Snowpocalypse. Snowmageddon. Snowfie. So many, or rather, snow many, ways to add snow into words depicting our inclement environment.
There’s not a good way to merge “snow” with “helpful” or “Good Samaritan” or “neighborly.” I know I’m not the only one saying it, but it needs to be said and spread like so many flakes on the North Carolina ground: This snow storm brought out the best in a lot of people in a good neighborly way, whether the neighbor was next door, or in many cases, the next car. There is story after story of people helping to push drivers out of the way or back onto to tread-able roads.
On my drive to work Friday, even as the glorious sun was melting away the mess on plowed main roads, side streets were still a slushy, snowy muddle. I spotted an SUV stuck at the top of a hill waiting for an opening in traffic. Behind it was a young man getting ready to push when the older driver saw an opening. I don’t know if the young man -- maybe a teenager -- knew the driver or not, but he was helping because help was needed. The Herald-Sun published multiple stories and photographs of stuck drivers and those who used their physical strength to help out.
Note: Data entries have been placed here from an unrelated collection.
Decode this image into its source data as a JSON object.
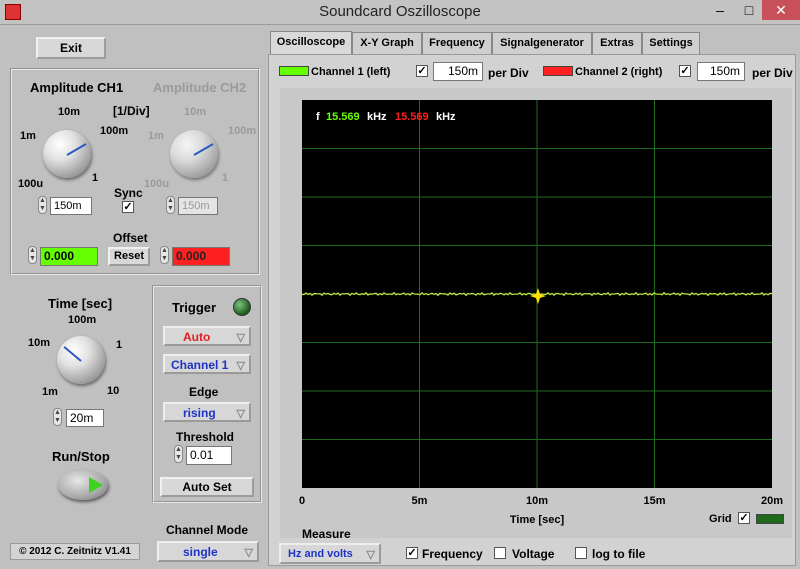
{
  "window": {
    "title": "Soundcard Oszilloscope"
  },
  "left": {
    "exit_label": "Exit",
    "amp_ch1_title": "Amplitude CH1",
    "amp_ch2_title": "Amplitude CH2",
    "div_label": "[1/Div]",
    "amp_scale": {
      "s10m": "10m",
      "s100m": "100m",
      "s1m": "1m",
      "s1": "1",
      "s100u": "100u"
    },
    "ch1_value": "150m",
    "ch2_value": "150m",
    "sync_label": "Sync",
    "offset_label": "Offset",
    "offset_ch1": "0.000",
    "offset_ch2": "0.000",
    "reset_label": "Reset",
    "time_title": "Time [sec]",
    "time_scale": {
      "t100m": "100m",
      "t10m": "10m",
      "t1": "1",
      "t1m": "1m",
      "t10": "10"
    },
    "time_value": "20m",
    "runstop_label": "Run/Stop",
    "copyright": "© 2012  C. Zeitnitz V1.41",
    "channel_mode_label": "Channel Mode",
    "channel_mode_value": "single"
  },
  "trigger": {
    "title": "Trigger",
    "mode": "Auto",
    "channel": "Channel 1",
    "edge_label": "Edge",
    "edge_value": "rising",
    "threshold_label": "Threshold",
    "threshold_value": "0.01",
    "autoset_label": "Auto Set"
  },
  "tabs": [
    "Oscilloscope",
    "X-Y Graph",
    "Frequency",
    "Signalgenerator",
    "Extras",
    "Settings"
  ],
  "channels": {
    "ch1_label": "Channel 1 (left)",
    "ch1_value": "150m",
    "ch2_label": "Channel 2 (right)",
    "ch2_value": "150m",
    "per_div": "per Div"
  },
  "scope": {
    "f_label": "f",
    "freq1": "15.569",
    "freq2": "15.569",
    "unit": "kHz",
    "x_ticks": [
      "0",
      "5m",
      "10m",
      "15m",
      "20m"
    ],
    "x_label": "Time [sec]",
    "grid_label": "Grid"
  },
  "measure": {
    "label": "Measure",
    "select": "Hz and volts",
    "frequency": "Frequency",
    "voltage": "Voltage",
    "log": "log to file"
  },
  "colors": {
    "ch1": "#66ff00",
    "ch2": "#ff2020",
    "plot_bg": "#000000",
    "grid": "#1e6b1e",
    "trace": "#c8e84a"
  }
}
It’s easy to toss out comments about the decline of American society or whatever. Frankly, I don’t agree. Life is better in many ways, if not every way, than it was a few generations ago. Just ask any woman or minority. The best part of the stories and photographs of people helping other people during the snowpocalypse is that they included a range of ages and races. It was mostly men pushing the cars, so I’ll give credit where it’s due. Men and women offered food, shelter and strength to strangers this past week when Mother Nature descended. They treated each other like they would like to be treated, I think, a Golden Rule most folks know.
Not everyone helps everyone, of course. There were plenty of cars zipping in and out of icy roads, including that awful double fatality in Wake County. But I like to think that most people aren’t jerks. I can’t say it’s our lovely Southern manners that led to helping out, because these kinds of stories are told in town after town in every state in the nation. Still, it’s nice to know that in Durham and the rest of the Triangle and North Carolina, we haven’t forgotten our manners.
Dawn Baumgartner Vaughan may be reached at firstname.lastname@example.org or 919-419-6563. On Twitter: @dawnbvaughan.